INSTRUCTIONS FOR THE TASK: Count the lines below that include the word "Record" and write that number alone.

DATA UNDER STUDY:
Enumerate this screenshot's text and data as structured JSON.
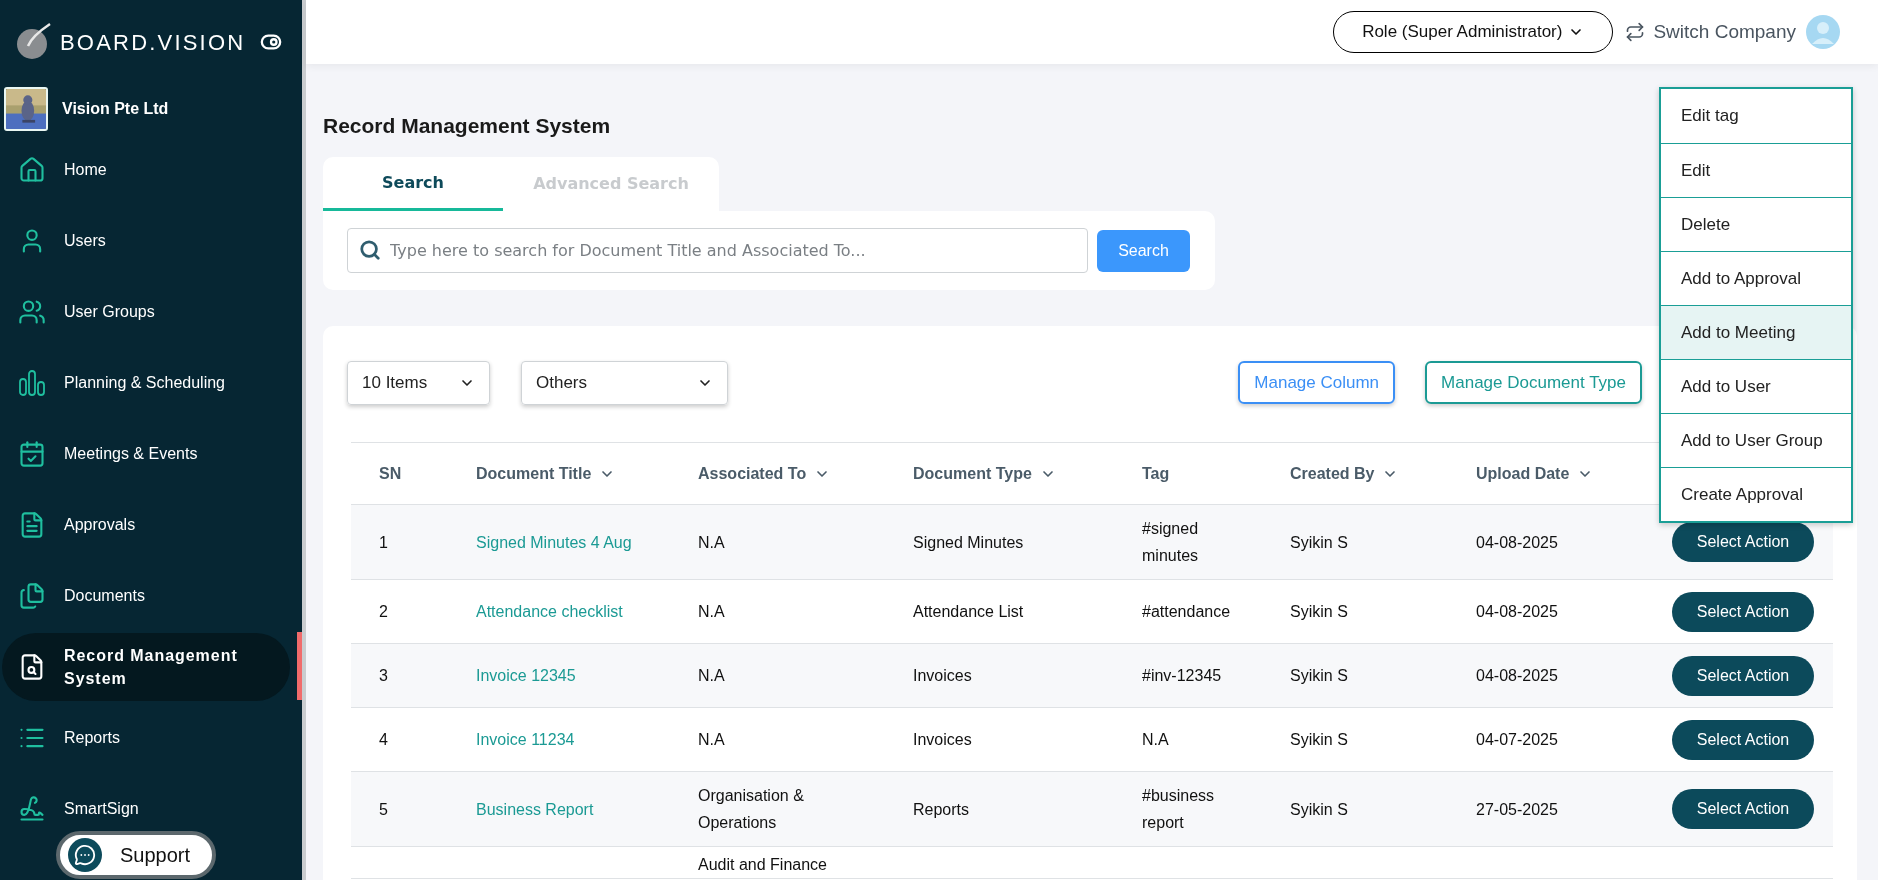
{
  "sidebar": {
    "brand": "BOARD.VISION",
    "company": "Vision Pte Ltd",
    "items": [
      {
        "label": "Home",
        "selected": false
      },
      {
        "label": "Users",
        "selected": false
      },
      {
        "label": "User Groups",
        "selected": false
      },
      {
        "label": "Planning & Scheduling",
        "selected": false
      },
      {
        "label": "Meetings & Events",
        "selected": false
      },
      {
        "label": "Approvals",
        "selected": false
      },
      {
        "label": "Documents",
        "selected": false
      },
      {
        "label": "Record Management System",
        "selected": true
      },
      {
        "label": "Reports",
        "selected": false
      },
      {
        "label": "SmartSign",
        "selected": false
      }
    ],
    "support_button": "Support"
  },
  "header": {
    "role_select": "Role (Super Administrator)",
    "switch_company": "Switch Company"
  },
  "page_title": "Record Management System",
  "tabs": [
    {
      "label": "Search",
      "selected": true
    },
    {
      "label": "Advanced Search",
      "selected": false
    }
  ],
  "search": {
    "placeholder": "Type here to search for Document Title and Associated To...",
    "button": "Search"
  },
  "toolbar": {
    "page_size": "10 Items",
    "category": "Others",
    "buttons": [
      {
        "label": "Manage Column",
        "kind": "primary"
      },
      {
        "label": "Manage Document Type",
        "kind": "secondary"
      }
    ]
  },
  "table": {
    "columns": [
      {
        "label": "SN",
        "sortable": false
      },
      {
        "label": "Document Title",
        "sortable": true
      },
      {
        "label": "Associated To",
        "sortable": true
      },
      {
        "label": "Document Type",
        "sortable": true
      },
      {
        "label": "Tag",
        "sortable": false
      },
      {
        "label": "Created By",
        "sortable": true
      },
      {
        "label": "Upload Date",
        "sortable": true
      }
    ],
    "rows": [
      {
        "sn": "1",
        "title": "Signed Minutes 4 Aug",
        "associated_to": "N.A",
        "document_type": "Signed Minutes",
        "tag": "#signed minutes",
        "created_by": "Syikin S",
        "upload_date": "04-08-2025",
        "action": "Select Action"
      },
      {
        "sn": "2",
        "title": "Attendance checklist",
        "associated_to": "N.A",
        "document_type": "Attendance List",
        "tag": "#attendance",
        "created_by": "Syikin S",
        "upload_date": "04-08-2025",
        "action": "Select Action"
      },
      {
        "sn": "3",
        "title": "Invoice 12345",
        "associated_to": "N.A",
        "document_type": "Invoices",
        "tag": "#inv-12345",
        "created_by": "Syikin S",
        "upload_date": "04-08-2025",
        "action": "Select Action"
      },
      {
        "sn": "4",
        "title": "Invoice 11234",
        "associated_to": "N.A",
        "document_type": "Invoices",
        "tag": "N.A",
        "created_by": "Syikin S",
        "upload_date": "04-07-2025",
        "action": "Select Action"
      },
      {
        "sn": "5",
        "title": "Business Report",
        "associated_to": "Organisation & Operations",
        "document_type": "Reports",
        "tag": "#business report",
        "created_by": "Syikin S",
        "upload_date": "27-05-2025",
        "action": "Select Action"
      },
      {
        "associated_to": "Audit and Finance"
      }
    ]
  },
  "action_menu": {
    "items": [
      {
        "label": "Edit tag",
        "selected": false
      },
      {
        "label": "Edit",
        "selected": false
      },
      {
        "label": "Delete",
        "selected": false
      },
      {
        "label": "Add to Approval",
        "selected": false
      },
      {
        "label": "Add to Meeting",
        "selected": true
      },
      {
        "label": "Add to User",
        "selected": false
      },
      {
        "label": "Add to User Group",
        "selected": false
      },
      {
        "label": "Create Approval",
        "selected": false
      }
    ]
  }
}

ANSWER BOX: 2